When a line in the material beneath includes the word "localhost", add it to the count, and report the count alone.

▸ STUDY MATERIAL
<<<<

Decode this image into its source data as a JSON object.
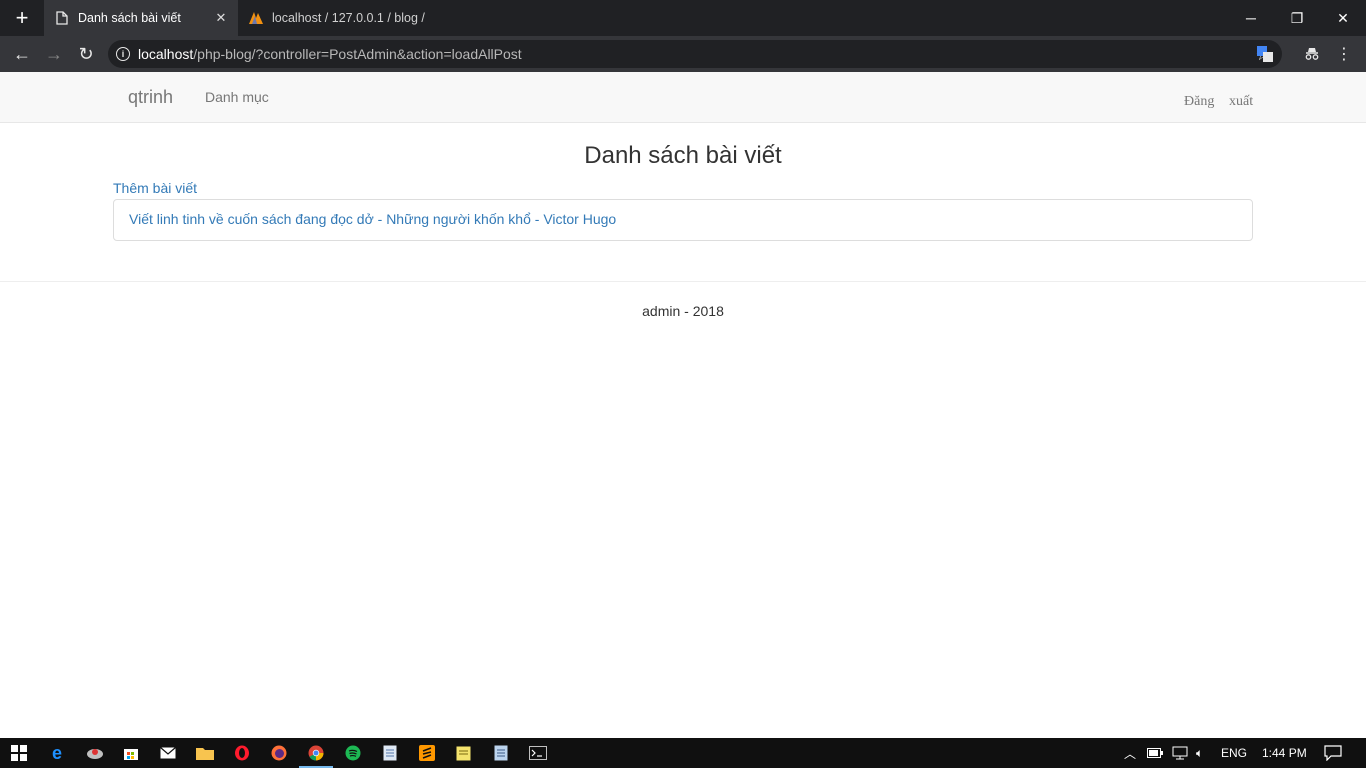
{
  "browser": {
    "tabs": [
      {
        "title": "Danh sách bài viết"
      },
      {
        "title": "localhost / 127.0.0.1 / blog /"
      }
    ],
    "url_host": "localhost",
    "url_path": "/php-blog/?controller=PostAdmin&action=loadAllPost"
  },
  "navbar": {
    "brand": "qtrinh",
    "nav_item": "Danh mục",
    "logout_word1": "Đăng",
    "logout_word2": "xuất"
  },
  "main": {
    "title": "Danh sách bài viết",
    "add_link": "Thêm bài viết",
    "posts": [
      {
        "title": "Viết linh tinh về cuốn sách đang đọc dở - Những người khốn khổ - Victor Hugo"
      }
    ]
  },
  "footer": {
    "text": "admin - 2018"
  },
  "taskbar": {
    "language": "ENG",
    "time": "1:44 PM"
  },
  "colors": {
    "link": "#337ab7",
    "navbar_bg": "#f8f8f8",
    "chrome_dark": "#202124",
    "chrome_tab": "#35363a"
  }
}
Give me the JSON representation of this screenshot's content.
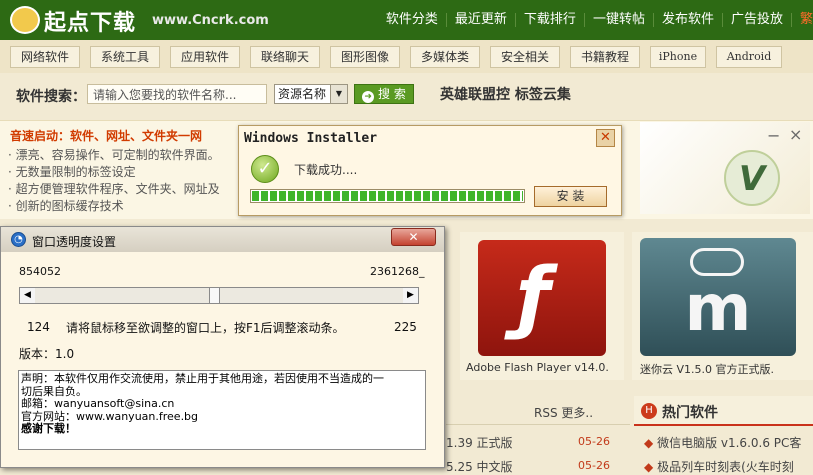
{
  "site": {
    "logo_text": "起点下载",
    "logo_url": "www.Cncrk.com",
    "topnav": [
      "软件分类",
      "最近更新",
      "下载排行",
      "一键转帖",
      "发布软件",
      "广告投放",
      "繁"
    ],
    "categories": [
      "网络软件",
      "系统工具",
      "应用软件",
      "联络聊天",
      "图形图像",
      "多媒体类",
      "安全相关",
      "书籍教程",
      "iPhone",
      "Android"
    ],
    "search": {
      "label": "软件搜索：",
      "placeholder": "请输入您要找的软件名称...",
      "select_value": "资源名称",
      "button_label": "搜 索",
      "hot_links": "英雄联盟控 标签云集"
    },
    "promo": {
      "title": "音速启动：软件、网址、文件夹一网",
      "lines": [
        "· 漂亮、容易操作、可定制的软件界面。",
        "· 无数量限制的标签设定",
        "· 超方便管理软件程序、文件夹、网址及",
        "· 创新的图标缓存技术"
      ],
      "controls": [
        "−",
        "×"
      ]
    },
    "tiles": [
      {
        "caption": "Adobe Flash Player v14.0.",
        "icon": "flash-player-icon"
      },
      {
        "caption": "迷你云 V1.5.0 官方正式版.",
        "icon": "minicloud-icon"
      }
    ],
    "list": {
      "rss": "RSS 更多..",
      "rows": [
        {
          "text": "1.39 正式版",
          "date": "05-26"
        },
        {
          "text": "5.25 中文版",
          "date": "05-26"
        }
      ]
    },
    "hot": {
      "title": "热门软件",
      "items": [
        "微信电脑版 v1.6.0.6 PC客",
        "极品列车时刻表(火车时刻"
      ]
    }
  },
  "installer": {
    "title": "Windows Installer",
    "message": "下载成功....",
    "progress_percent": 100,
    "button_label": "安 装"
  },
  "transparency": {
    "title": "窗口透明度设置",
    "left_value": "854052",
    "right_value": "2361268_",
    "scroll_min": "124",
    "scroll_max": "225",
    "hint": "请将鼠标移至欲调整的窗口上，按F1后调整滚动条。",
    "version": "版本：1.0",
    "note_lines": [
      "声明：本软件仅用作交流使用，禁止用于其他用途，若因使用不当造成的一",
      "切后果自负。",
      "邮箱：wanyuansoft@sina.cn",
      "官方网站：www.wanyuan.free.bg",
      "感谢下载！"
    ]
  }
}
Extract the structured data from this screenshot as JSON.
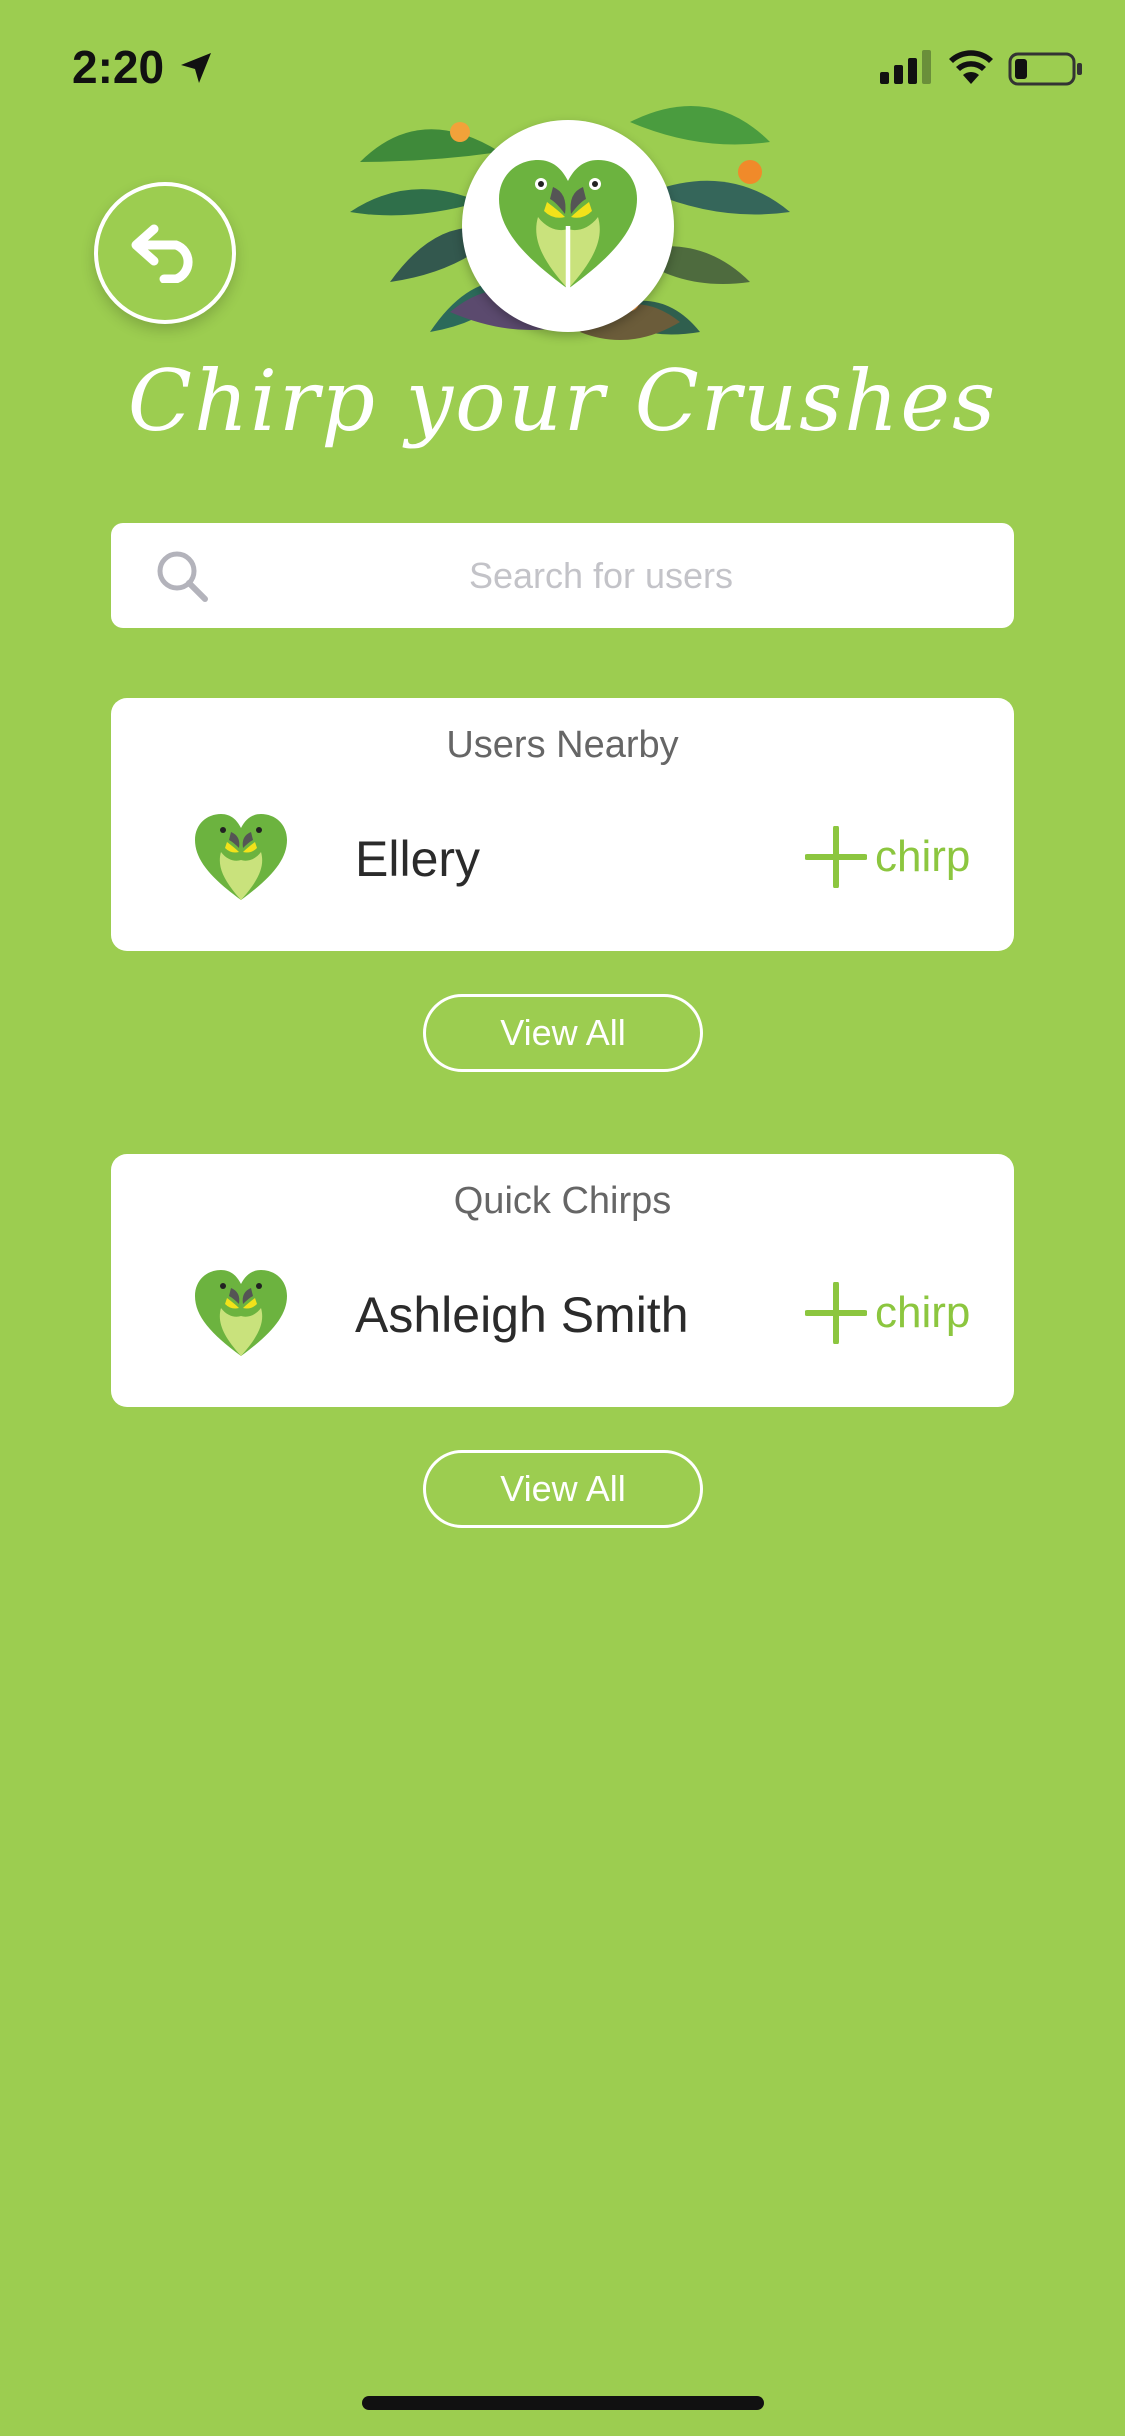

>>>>

▸ SOLUTION FOR THIS PROBLEM
2